Blanchfield Army Community Hospital Public Affairs
Fort Campbell, KY – Two Blanchfield Army Community Hospital Soldiers graduated from the Interservice Physician Assistant Program and were commissioned into the Army Medical Specialist Corps during a ceremony on Fort Campbell, Friday, January 26th, 2018.
Former Army medics, 1st Lt. Robert Farmer and 1st Lt. Megan Smith earned their diplomas and joined the ranks of Army physician assistants. Physician assistants serve as the primary medical provider to Soldiers in battalion and division level units and are responsible for unit medical readiness and training medics. They can also provide garrison healthcare to Soldiers, family members, and other eligible beneficiaries.
The Army trains about 150 Soldiers annually through IPAP, providing Soldiers an all-expense-paid path to a commission and a career in the medical field as a physician assistant.

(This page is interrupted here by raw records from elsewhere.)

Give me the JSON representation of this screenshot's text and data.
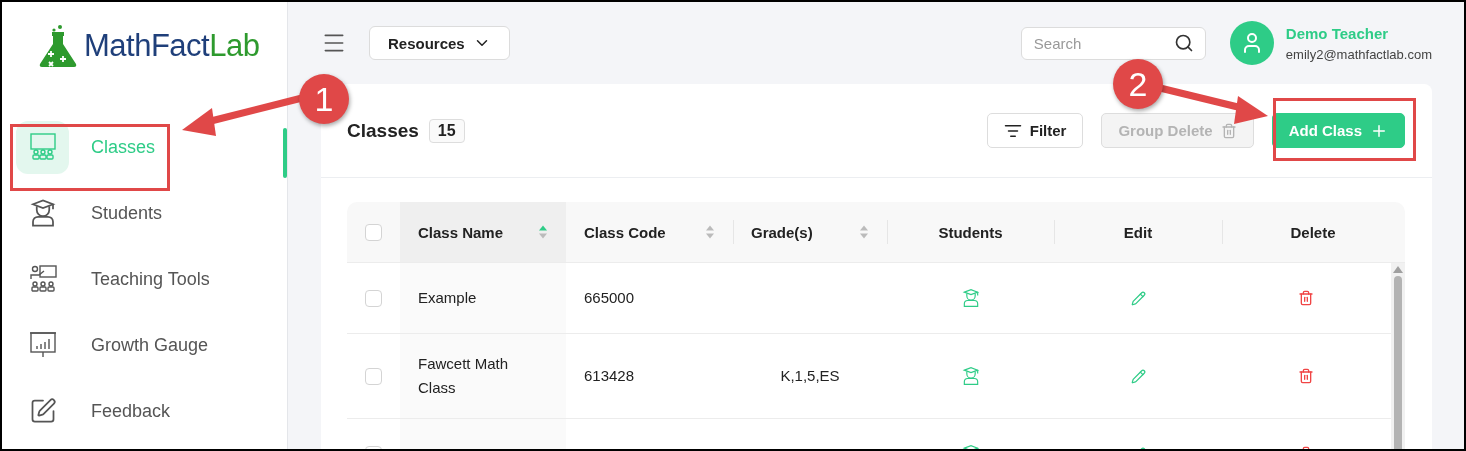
{
  "logo": {
    "text_main": "MathFact",
    "text_accent": "Lab"
  },
  "sidebar": {
    "items": [
      {
        "label": "Classes",
        "selected": true
      },
      {
        "label": "Students",
        "selected": false
      },
      {
        "label": "Teaching Tools",
        "selected": false
      },
      {
        "label": "Growth Gauge",
        "selected": false
      },
      {
        "label": "Feedback",
        "selected": false
      }
    ]
  },
  "topbar": {
    "resources": "Resources",
    "search": {
      "placeholder": "Search"
    },
    "user": {
      "name": "Demo Teacher",
      "email": "emily2@mathfactlab.com"
    }
  },
  "panel": {
    "title": "Classes",
    "count": "15",
    "buttons": [
      {
        "label": "Filter",
        "kind": "filter",
        "disabled": false
      },
      {
        "label": "Group Delete",
        "kind": "delete",
        "disabled": true
      },
      {
        "label": "Add Class",
        "kind": "add",
        "disabled": false
      }
    ]
  },
  "table": {
    "select_all": {
      "checked": false
    },
    "columns": [
      {
        "label": "Class Name",
        "sorted": true
      },
      {
        "label": "Class Code",
        "sorted": false
      },
      {
        "label": "Grade(s)",
        "sorted": false
      },
      {
        "label": "Students"
      },
      {
        "label": "Edit"
      },
      {
        "label": "Delete"
      }
    ],
    "rows": [
      {
        "checked": false,
        "name": "Example",
        "code": "665000"
      },
      {
        "checked": false,
        "name": "Fawcett Math Class",
        "code": "613428",
        "grades": "K,1,5,ES"
      },
      {
        "checked": false
      }
    ]
  },
  "annotations": [
    {
      "label": "1"
    },
    {
      "label": "2"
    }
  ]
}
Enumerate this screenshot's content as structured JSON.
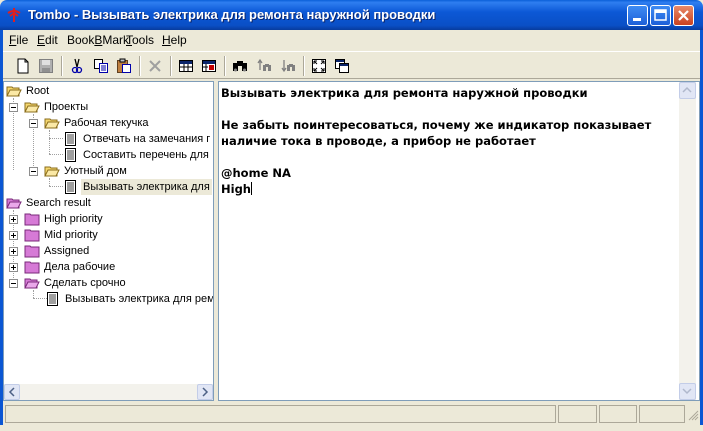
{
  "window": {
    "title": "Tombo - Вызывать электрика для ремонта наружной проводки",
    "colors": {
      "titlebar": "#0a5fd8",
      "close": "#c9411f",
      "folder": "#f5d76e",
      "search_folder": "#d67ad6"
    }
  },
  "menu": {
    "items": [
      {
        "accel": "F",
        "rest": "ile"
      },
      {
        "accel": "E",
        "rest": "dit"
      },
      {
        "accel": "B",
        "pre": "Book",
        "rest": "Mark"
      },
      {
        "accel": "T",
        "rest": "ools"
      },
      {
        "accel": "H",
        "rest": "elp"
      }
    ]
  },
  "toolbar": {
    "icons": [
      "new-icon",
      "save-icon",
      "cut-icon",
      "copy-icon",
      "paste-icon",
      "delete-icon",
      "table-icon",
      "table2-icon",
      "find-icon",
      "find-prev-icon",
      "find-next-icon",
      "fullscreen-icon",
      "two-pane-icon"
    ]
  },
  "tree": {
    "root": "Root",
    "projects": "Проекты",
    "work_in_progress": "Рабочая текучка",
    "note1": "Отвечать на замечания г",
    "note2": "Составить перечень для",
    "cozy_home": "Уютный дом",
    "note3": "Вызывать электрика для",
    "search_result": "Search result",
    "high_priority": "High priority",
    "mid_priority": "Mid priority",
    "assigned": "Assigned",
    "work_affairs": "Дела рабочие",
    "do_urgently": "Сделать срочно",
    "note4": "Вызывать электрика для рем"
  },
  "editor": {
    "line1": "Вызывать электрика для ремонта наружной проводки",
    "line2": "",
    "line3": "Не забыть поинтересоваться, почему же индикатор показывает",
    "line4": "наличие тока в проводе, а прибор не работает",
    "line5": "",
    "line6": "@home NA",
    "line7": "High"
  }
}
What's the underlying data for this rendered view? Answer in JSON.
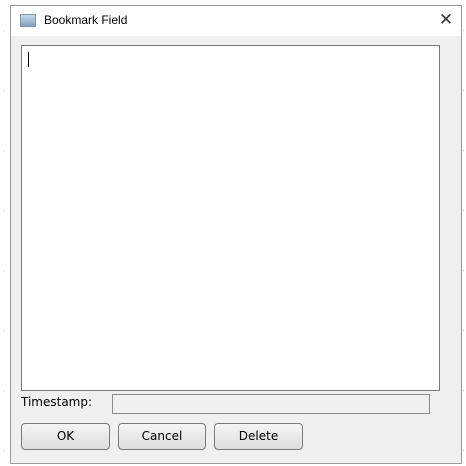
{
  "window": {
    "title": "Bookmark Field",
    "close_glyph": "✕",
    "icon": "app-window-icon"
  },
  "editor": {
    "text": ""
  },
  "timestamp": {
    "label": "Timestamp:",
    "value": ""
  },
  "buttons": {
    "ok": "OK",
    "cancel": "Cancel",
    "delete": "Delete"
  }
}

“IPAP is (among) the best programs in the country so I don’t think any Soldier who wants to do it should waste their time waiting to get out of the Army to start (school). If you want to become a (physician assistant), the Army pays for everything and trains you better than any civilian program. I would definitely take advantage of what the Army has to offer,” said graduate Smith, who first learned about the program in 2009 while serving as a flight medic with the now deactivated 159th Combat Aviation Brigade, 101st Airborne Division.
“Being a medic, I found that I wanted to learn more and get more education to be able to help my patients. I was fortunate to work with a good physician assistant who sat me down and asked me about my goals for the future. She told me about this program, and said she thought I’d be a good candidate and helped set me down this path,” said Smith.
The IPAP offers well qualified officers, warrant officers, and enlisted Soldiers the opportunity to become a physician assistant through its two-phase program.
During Phase 1, students learn the basic medical sciences and clinical medicine courses during a 16-month program at Fort Sam Houston, Texas.
Phase 2 training lasts approximately 13 months and consists of supervised clinical rotations where students rotate through about 20 primary care settings and specialty services, like dermatology, internal medicine, and behavioral health in order to gain knowledge and experience.
Phase 2 training is offered at Blanchfield and 14 other Army medical treatment facilities. Blanchfield has about 18 students at any given time going through the Phase 2 training pipeline.
“Of the 180 schools in the country for physician assistants, IPAP consistently ranks in the top ten percent. The benefit of training our own physician assistants is that we get providers who are intimately familiar with military life. They know what our Soldiers lives are like in the Army, what (Soldiers) are asked to do, and what (military) families are experiencing. They are getting trained by people in the military who have deployed. So, IPAP students are getting a much more in-depth training for what the needs are in the military,” said Lt. Col. David Mendoza, medical director for Blanchfield’s Phase 2 IPAP site.
Soldiers interested in applying for IPAP must have completed a minimum of 60 semester hours of college courses with an emphasis in science course work, Scholastic Aptitude Test, Basic Life Support (with current card) and a service unique applicant package. Graduates will earn a master’s degree and receive a commission as a first lieutenant in the Army Medical Specialist Corps.
To learn more about IPAP visit www.cs.amedd.army.mil/ipap/